      Riccio–amazing article! I do share Blephen75’s critique of the statement: “Thus, for Nietzsche, these scientific revelations proved his belief in life as meaningless.” As you explain that these truth systems are human creations to validate human existence, in reference to religion (and more specifically Christianity), I think it would also help to delve into the distinction between scientific fact and the invention of human logic. Perhaps rephrasing this statement into something like: “Thus, for Nietzsche, these scientific inquiries corroborated his analysis of the futility of human existence.” And then from there perhaps discuss the paradox of scientific revelations as it pertains to human truths and the human invention of logic. I love the concept of fate and free will that you focus on towards the end of the article. Your conclusion was very cohesive and compelling. As a fellow Nietzsche enthusiast, I’m particularly found of his seminal work “Thus Spoke Zarathustra” and the quote “shatter the tablets” (in reference to Moses, and of course translated differently among several scholars). I think that quote is especially relevant to this article.

      The Death of a Purposeful Man
      DrownSoda

      I’ll admit, this is the first article I’ve read about the Nintendo Switch (though I did watch the trailer recently). I think the voice chat feature could definitely be a make or break situation for the upcoming system. I, for one, am very much looking forward to its ability to be used as a handheld console. Perhaps I am an outlier, but I much prefer the physicality of a handheld device (as an avid user of the DS) over touch screen games. Regardless, I can’t wait to test all the features on the Switch!

      The Nintendo Switch: What It Needs To Succeed
      DrownSoda

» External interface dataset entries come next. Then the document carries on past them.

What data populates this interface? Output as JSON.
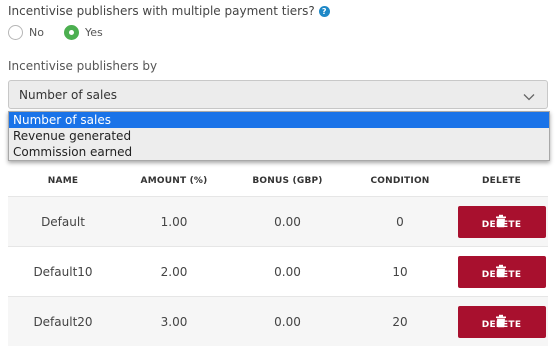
{
  "question": {
    "text": "Incentivise publishers with multiple payment tiers?",
    "help_icon": "?"
  },
  "radios": [
    {
      "label": "No",
      "checked": false
    },
    {
      "label": "Yes",
      "checked": true
    }
  ],
  "incentive": {
    "label": "Incentivise publishers by",
    "selected": "Number of sales",
    "options": [
      "Number of sales",
      "Revenue generated",
      "Commission earned"
    ]
  },
  "table": {
    "headers": [
      "NAME",
      "AMOUNT (%)",
      "BONUS (GBP)",
      "CONDITION",
      "DELETE"
    ],
    "rows": [
      {
        "name": "Default",
        "amount": "1.00",
        "bonus": "0.00",
        "condition": "0",
        "delete_label": "DELETE"
      },
      {
        "name": "Default10",
        "amount": "2.00",
        "bonus": "0.00",
        "condition": "10",
        "delete_label": "DELETE"
      },
      {
        "name": "Default20",
        "amount": "3.00",
        "bonus": "0.00",
        "condition": "20",
        "delete_label": "DELETE"
      }
    ]
  },
  "colors": {
    "accent_green": "#4caf50",
    "delete_red": "#a8102e",
    "selection_blue": "#1a73e8",
    "help_blue": "#1e88c7"
  }
}
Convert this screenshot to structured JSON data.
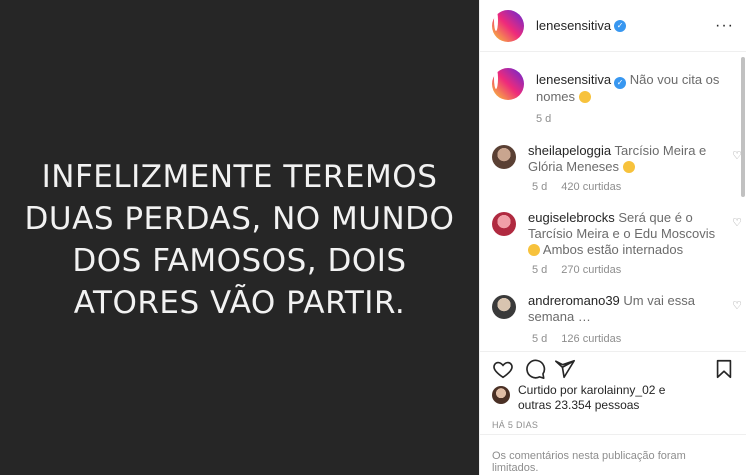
{
  "post": {
    "image_text": "INFELIZMENTE TEREMOS\nDUAS PERDAS, NO MUNDO\nDOS FAMOSOS, DOIS\nATORES VÃO PARTIR."
  },
  "header": {
    "username": "lenesensitiva",
    "more_icon": "···"
  },
  "caption": {
    "username": "lenesensitiva",
    "text": "Não vou cita os nomes",
    "time": "5 d"
  },
  "comments": [
    {
      "username": "sheilapeloggia",
      "text": "Tarcísio Meira e Glória Meneses",
      "time": "5 d",
      "likes": "420 curtidas"
    },
    {
      "username": "eugiselebrocks",
      "text": "Será que é o Tarcísio Meira e o Edu Moscovis",
      "text2": "Ambos estão internados",
      "time": "5 d",
      "likes": "270 curtidas"
    },
    {
      "username": "andreromano39",
      "text": "Um vai essa semana …",
      "time": "5 d",
      "likes": "126 curtidas"
    }
  ],
  "likes": {
    "prefix": "Curtido por",
    "user": "karolainny_02",
    "middle": "e",
    "others": "outras 23.354 pessoas"
  },
  "date": "HÁ 5 DIAS",
  "comments_limited": "Os comentários nesta publicação foram limitados.",
  "icons": {
    "verified": "verified-badge-icon",
    "more": "more-options-icon",
    "heart": "heart-icon",
    "comment": "comment-icon",
    "share": "share-icon",
    "save": "bookmark-icon"
  },
  "colors": {
    "verified": "#3897f0",
    "post_bg": "#262626",
    "muted": "#8e8e8e"
  }
}
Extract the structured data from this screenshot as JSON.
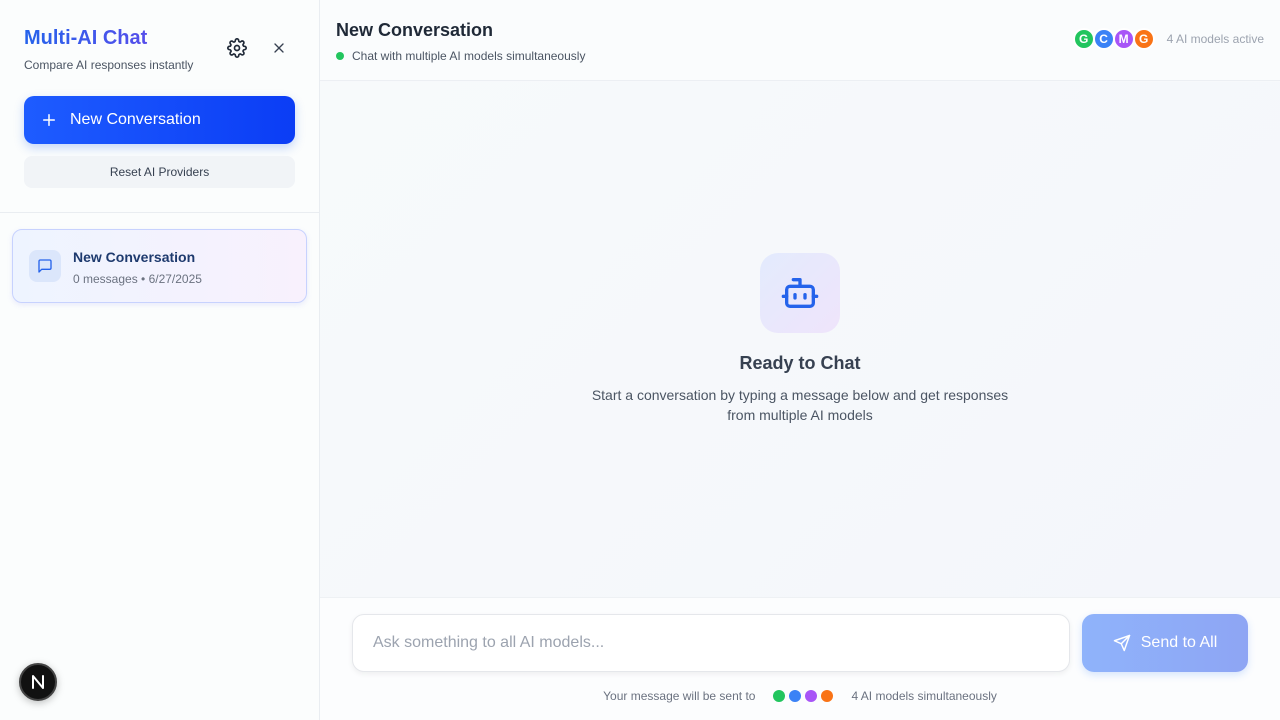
{
  "sidebar": {
    "title": "Multi-AI Chat",
    "subtitle": "Compare AI responses instantly",
    "settings_icon": "gear-icon",
    "close_icon": "close-icon",
    "new_conversation_label": "New Conversation",
    "reset_label": "Reset AI Providers",
    "conversations": [
      {
        "title": "New Conversation",
        "meta": "0 messages • 6/27/2025",
        "icon": "message-square-icon"
      }
    ],
    "badge_letter": "N"
  },
  "header": {
    "title": "New Conversation",
    "status": "Chat with multiple AI models simultaneously",
    "status_color": "#22c55e",
    "models": [
      {
        "letter": "G",
        "color": "#22c55e"
      },
      {
        "letter": "C",
        "color": "#3b82f6"
      },
      {
        "letter": "M",
        "color": "#a855f7"
      },
      {
        "letter": "G",
        "color": "#f97316"
      }
    ],
    "models_count": "4 AI models active"
  },
  "empty_state": {
    "icon": "bot-icon",
    "title": "Ready to Chat",
    "subtitle": "Start a conversation by typing a message below and get responses from multiple AI models"
  },
  "composer": {
    "placeholder": "Ask something to all AI models...",
    "value": "",
    "send_label": "Send to All",
    "footnote_prefix": "Your message will be sent to",
    "footnote_suffix": "4 AI models simultaneously",
    "dot_colors": [
      "#22c55e",
      "#3b82f6",
      "#a855f7",
      "#f97316"
    ]
  },
  "colors": {
    "accent": "#1e5cff",
    "brand_gradient_start": "#2563eb",
    "brand_gradient_end": "#9333ea"
  }
}
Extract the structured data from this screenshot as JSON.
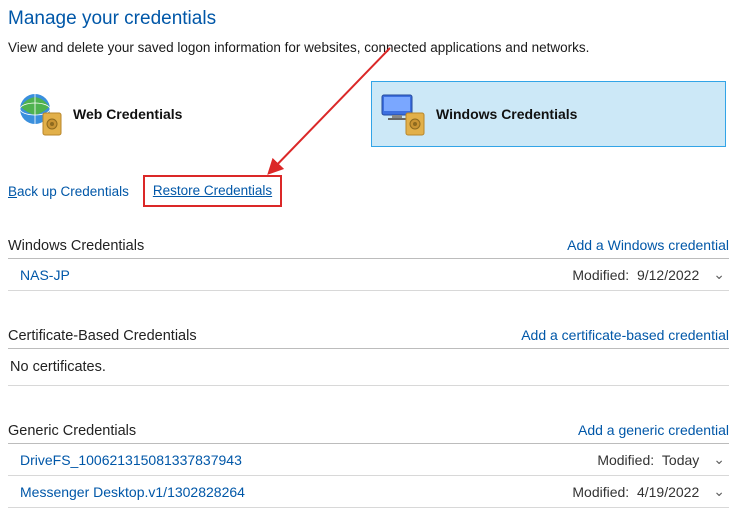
{
  "page": {
    "title": "Manage your credentials",
    "subtitle": "View and delete your saved logon information for websites, connected applications and networks."
  },
  "tabs": {
    "web_label": "Web Credentials",
    "windows_label": "Windows Credentials"
  },
  "links": {
    "backup": "ack up Credentials",
    "backup_hotkey": "B",
    "restore": "estore Credentials",
    "restore_hotkey": "R"
  },
  "sections": {
    "windows": {
      "title": "Windows Credentials",
      "add": "Add a Windows credential",
      "items": [
        {
          "name": "NAS-JP",
          "modified_label": "Modified:",
          "modified_value": "9/12/2022"
        }
      ]
    },
    "cert": {
      "title": "Certificate-Based Credentials",
      "add": "Add a certificate-based credential",
      "empty": "No certificates."
    },
    "generic": {
      "title": "Generic Credentials",
      "add": "Add a generic credential",
      "items": [
        {
          "name": "DriveFS_100621315081337837943",
          "modified_label": "Modified:",
          "modified_value": "Today"
        },
        {
          "name": "Messenger Desktop.v1/1302828264",
          "modified_label": "Modified:",
          "modified_value": "4/19/2022"
        }
      ]
    }
  }
}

      It’s great to see that someone else can articulate the thought-provoking effects that can arise from the social commentary represented in South Park. This season takes on a vast amount of social issues in a profoundly satirical way. Black Lives Matter, Kaepernick, PC Culture, and of course the election (douche and turd again!) are all subjects of critique and observation. One thing that particularly draws me, and many others like me, into South Park is it’s emphasis on humor as an effective means to analyze our modern culture. And perhaps it is true that the vehement disapproval others have for the show merely reinforces the cult following and overall love of its satire.

      South Park: Respect Their Commentarah